Aim of the exercise: Which lines of the listing hold the string "AutoCAD"? Show each of them.

Records to use:
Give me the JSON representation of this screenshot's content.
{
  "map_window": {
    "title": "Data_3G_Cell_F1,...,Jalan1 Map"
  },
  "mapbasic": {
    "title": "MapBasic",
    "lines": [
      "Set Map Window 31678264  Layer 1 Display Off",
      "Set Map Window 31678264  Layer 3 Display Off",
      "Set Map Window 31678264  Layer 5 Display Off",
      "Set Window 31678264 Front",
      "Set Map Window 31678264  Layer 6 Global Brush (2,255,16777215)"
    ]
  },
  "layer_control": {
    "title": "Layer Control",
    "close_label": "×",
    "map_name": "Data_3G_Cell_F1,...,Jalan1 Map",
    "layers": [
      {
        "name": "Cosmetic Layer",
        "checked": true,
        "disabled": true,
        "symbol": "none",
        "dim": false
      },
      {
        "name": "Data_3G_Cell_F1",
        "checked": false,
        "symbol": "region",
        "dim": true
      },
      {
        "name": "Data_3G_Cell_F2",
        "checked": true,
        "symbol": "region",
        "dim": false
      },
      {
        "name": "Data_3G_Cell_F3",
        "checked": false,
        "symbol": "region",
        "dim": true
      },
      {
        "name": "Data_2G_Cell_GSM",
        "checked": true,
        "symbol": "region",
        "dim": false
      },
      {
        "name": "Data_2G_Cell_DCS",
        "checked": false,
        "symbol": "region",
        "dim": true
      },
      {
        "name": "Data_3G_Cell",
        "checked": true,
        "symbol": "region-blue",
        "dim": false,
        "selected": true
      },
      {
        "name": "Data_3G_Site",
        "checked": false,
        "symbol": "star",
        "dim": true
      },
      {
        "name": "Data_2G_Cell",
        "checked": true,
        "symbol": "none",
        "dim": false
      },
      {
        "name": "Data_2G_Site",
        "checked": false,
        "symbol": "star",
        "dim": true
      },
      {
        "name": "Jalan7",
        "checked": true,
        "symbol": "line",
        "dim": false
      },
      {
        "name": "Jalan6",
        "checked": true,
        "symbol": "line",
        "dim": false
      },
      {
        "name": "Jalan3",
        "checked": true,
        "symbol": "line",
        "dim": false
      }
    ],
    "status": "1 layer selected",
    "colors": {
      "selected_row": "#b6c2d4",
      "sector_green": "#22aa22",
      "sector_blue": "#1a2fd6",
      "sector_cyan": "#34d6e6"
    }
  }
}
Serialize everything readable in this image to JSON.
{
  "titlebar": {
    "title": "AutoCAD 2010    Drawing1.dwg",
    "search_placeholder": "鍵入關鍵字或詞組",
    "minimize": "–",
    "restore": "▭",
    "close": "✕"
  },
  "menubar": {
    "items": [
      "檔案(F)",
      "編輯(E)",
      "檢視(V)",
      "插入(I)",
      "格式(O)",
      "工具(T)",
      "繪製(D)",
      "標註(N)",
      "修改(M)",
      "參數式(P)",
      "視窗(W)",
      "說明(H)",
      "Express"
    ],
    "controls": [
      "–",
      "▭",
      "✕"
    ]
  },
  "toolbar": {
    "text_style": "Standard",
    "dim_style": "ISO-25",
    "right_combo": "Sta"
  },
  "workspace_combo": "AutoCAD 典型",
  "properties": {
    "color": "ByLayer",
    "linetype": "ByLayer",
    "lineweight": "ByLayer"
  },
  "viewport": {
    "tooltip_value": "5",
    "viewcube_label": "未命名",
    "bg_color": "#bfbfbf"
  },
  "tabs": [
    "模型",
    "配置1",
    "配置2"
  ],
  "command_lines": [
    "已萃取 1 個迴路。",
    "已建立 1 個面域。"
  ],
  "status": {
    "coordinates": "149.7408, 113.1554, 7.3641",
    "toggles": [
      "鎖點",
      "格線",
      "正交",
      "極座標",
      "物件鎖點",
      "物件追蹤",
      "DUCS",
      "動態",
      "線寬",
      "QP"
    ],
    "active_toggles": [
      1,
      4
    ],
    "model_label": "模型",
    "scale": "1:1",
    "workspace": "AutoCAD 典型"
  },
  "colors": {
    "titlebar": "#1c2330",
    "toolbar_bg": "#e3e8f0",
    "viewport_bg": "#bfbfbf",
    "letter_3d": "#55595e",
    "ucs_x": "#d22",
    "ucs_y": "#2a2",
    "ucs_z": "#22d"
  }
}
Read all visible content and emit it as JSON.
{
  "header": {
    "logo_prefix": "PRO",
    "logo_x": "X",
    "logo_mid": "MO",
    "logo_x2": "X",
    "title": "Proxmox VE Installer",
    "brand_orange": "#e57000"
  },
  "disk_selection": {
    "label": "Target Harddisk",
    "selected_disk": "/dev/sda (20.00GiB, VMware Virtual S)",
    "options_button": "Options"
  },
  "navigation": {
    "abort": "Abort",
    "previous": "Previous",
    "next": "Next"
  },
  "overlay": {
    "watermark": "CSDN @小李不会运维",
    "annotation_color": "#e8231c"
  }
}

Response to the task:
    "title": "AutoCAD 2010    Drawing1.dwg",
  "workspace_combo": "AutoCAD 典型",
    "workspace": "AutoCAD 典型"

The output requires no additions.